### Your instructions
Using the data below, report how many lines hold the word "structured". Include nothing else in the reply.

Element data from apps and pages:
※
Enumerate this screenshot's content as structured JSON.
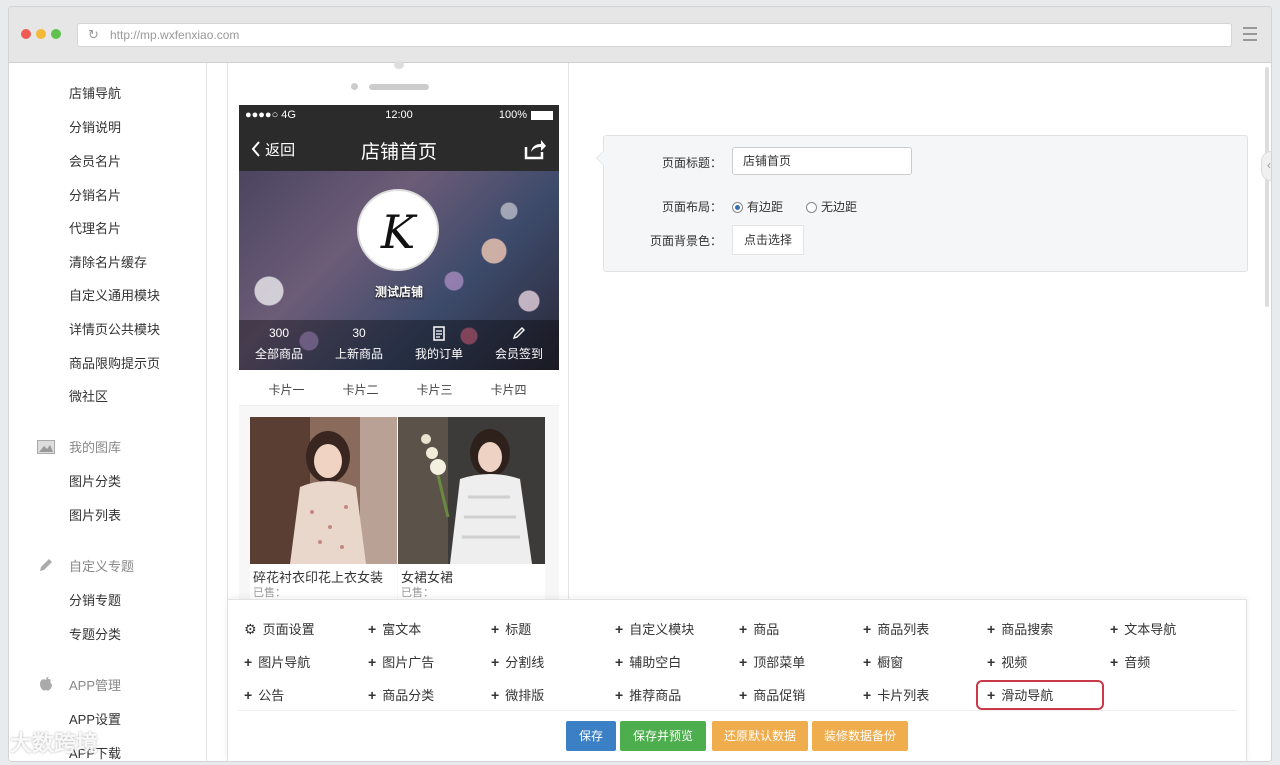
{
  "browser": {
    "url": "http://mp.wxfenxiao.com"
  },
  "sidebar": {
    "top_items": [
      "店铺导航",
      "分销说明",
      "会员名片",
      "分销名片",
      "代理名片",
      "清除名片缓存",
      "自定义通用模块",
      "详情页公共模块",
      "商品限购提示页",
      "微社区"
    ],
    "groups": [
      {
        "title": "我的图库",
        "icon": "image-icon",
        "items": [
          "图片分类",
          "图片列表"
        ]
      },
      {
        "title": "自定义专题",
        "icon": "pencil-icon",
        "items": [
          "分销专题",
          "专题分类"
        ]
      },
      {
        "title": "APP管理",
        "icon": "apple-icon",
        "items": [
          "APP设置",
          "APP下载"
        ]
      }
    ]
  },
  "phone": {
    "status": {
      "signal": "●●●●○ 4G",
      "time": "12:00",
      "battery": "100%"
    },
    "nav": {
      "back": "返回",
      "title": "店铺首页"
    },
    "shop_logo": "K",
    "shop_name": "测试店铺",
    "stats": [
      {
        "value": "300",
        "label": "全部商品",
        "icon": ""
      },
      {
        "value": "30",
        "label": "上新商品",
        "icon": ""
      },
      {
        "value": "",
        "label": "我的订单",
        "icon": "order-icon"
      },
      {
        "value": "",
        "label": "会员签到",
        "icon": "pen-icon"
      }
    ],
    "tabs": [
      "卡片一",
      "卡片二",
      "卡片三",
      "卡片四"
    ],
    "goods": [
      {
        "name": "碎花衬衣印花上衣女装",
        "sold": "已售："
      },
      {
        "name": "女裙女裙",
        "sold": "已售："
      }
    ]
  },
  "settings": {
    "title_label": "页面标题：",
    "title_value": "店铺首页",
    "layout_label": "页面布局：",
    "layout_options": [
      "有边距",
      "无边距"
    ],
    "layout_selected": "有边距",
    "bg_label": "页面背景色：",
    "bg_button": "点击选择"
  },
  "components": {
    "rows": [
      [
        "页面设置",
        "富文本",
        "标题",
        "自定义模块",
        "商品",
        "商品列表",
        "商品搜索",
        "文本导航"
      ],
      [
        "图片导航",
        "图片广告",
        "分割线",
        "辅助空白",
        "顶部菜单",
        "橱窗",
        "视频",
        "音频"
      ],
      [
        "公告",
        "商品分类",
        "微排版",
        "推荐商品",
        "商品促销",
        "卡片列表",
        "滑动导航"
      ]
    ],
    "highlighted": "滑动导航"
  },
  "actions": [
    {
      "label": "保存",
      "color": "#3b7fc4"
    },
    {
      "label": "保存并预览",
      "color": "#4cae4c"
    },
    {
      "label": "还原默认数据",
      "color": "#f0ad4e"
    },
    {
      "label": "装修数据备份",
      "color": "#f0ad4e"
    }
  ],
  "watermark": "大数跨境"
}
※
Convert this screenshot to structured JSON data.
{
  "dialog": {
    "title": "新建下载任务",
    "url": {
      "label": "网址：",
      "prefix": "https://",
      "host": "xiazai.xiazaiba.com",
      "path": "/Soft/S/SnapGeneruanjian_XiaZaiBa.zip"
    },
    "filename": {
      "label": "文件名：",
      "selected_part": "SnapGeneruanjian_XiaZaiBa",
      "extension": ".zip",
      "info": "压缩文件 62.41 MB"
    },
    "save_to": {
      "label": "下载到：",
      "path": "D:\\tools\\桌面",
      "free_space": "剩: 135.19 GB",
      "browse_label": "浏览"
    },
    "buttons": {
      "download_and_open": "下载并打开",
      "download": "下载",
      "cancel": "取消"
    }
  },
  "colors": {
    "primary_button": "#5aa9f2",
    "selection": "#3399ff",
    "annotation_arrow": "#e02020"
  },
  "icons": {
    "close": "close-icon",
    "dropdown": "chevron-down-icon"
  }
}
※
### Task output
2